■ Exercise directions ■
Check each line of the material below for the word "button". Say how many lines have it, and nothing else.

--------------------------------------------------

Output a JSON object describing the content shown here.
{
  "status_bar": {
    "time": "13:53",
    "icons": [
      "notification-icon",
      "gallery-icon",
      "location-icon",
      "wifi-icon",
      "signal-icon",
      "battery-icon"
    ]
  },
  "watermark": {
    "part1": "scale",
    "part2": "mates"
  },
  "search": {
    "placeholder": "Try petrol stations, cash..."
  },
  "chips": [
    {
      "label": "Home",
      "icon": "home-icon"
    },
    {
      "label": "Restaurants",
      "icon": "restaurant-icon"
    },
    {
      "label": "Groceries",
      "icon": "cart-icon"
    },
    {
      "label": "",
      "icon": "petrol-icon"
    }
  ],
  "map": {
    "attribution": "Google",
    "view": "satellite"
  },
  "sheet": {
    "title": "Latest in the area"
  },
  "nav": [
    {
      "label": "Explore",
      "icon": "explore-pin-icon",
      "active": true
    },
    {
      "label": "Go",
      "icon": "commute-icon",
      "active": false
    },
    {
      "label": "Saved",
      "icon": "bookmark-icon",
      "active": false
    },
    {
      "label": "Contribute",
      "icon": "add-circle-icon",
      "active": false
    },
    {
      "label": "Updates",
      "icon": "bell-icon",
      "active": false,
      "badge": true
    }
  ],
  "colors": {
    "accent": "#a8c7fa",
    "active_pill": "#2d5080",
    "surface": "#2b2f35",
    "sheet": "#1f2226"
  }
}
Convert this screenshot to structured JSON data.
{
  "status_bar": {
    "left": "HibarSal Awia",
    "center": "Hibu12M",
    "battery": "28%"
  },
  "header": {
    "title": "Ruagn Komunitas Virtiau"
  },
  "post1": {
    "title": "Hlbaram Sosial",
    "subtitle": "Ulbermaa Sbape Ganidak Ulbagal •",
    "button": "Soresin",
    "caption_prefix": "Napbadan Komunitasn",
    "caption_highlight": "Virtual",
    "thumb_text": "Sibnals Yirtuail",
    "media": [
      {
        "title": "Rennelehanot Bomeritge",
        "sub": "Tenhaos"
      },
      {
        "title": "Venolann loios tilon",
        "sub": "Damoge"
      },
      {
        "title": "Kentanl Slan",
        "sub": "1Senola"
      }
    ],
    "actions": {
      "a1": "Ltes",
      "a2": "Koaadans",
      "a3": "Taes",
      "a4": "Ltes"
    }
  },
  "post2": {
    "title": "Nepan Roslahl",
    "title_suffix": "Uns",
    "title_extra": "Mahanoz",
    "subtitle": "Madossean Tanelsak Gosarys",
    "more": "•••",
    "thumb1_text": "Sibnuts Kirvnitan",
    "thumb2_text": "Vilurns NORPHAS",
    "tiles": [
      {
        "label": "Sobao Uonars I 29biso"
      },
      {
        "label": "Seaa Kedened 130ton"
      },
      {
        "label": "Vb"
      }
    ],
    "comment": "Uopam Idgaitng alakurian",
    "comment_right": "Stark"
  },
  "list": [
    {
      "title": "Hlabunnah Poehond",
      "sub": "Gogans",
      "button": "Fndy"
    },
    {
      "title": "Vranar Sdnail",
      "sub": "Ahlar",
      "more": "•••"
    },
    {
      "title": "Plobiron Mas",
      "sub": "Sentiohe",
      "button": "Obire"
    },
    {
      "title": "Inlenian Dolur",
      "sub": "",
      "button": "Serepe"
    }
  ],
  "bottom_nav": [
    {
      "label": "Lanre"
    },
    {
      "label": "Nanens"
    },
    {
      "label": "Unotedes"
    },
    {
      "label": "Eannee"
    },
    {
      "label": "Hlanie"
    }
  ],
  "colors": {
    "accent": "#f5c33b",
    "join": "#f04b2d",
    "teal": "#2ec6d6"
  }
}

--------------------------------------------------

■ Answer for this exercise ■
4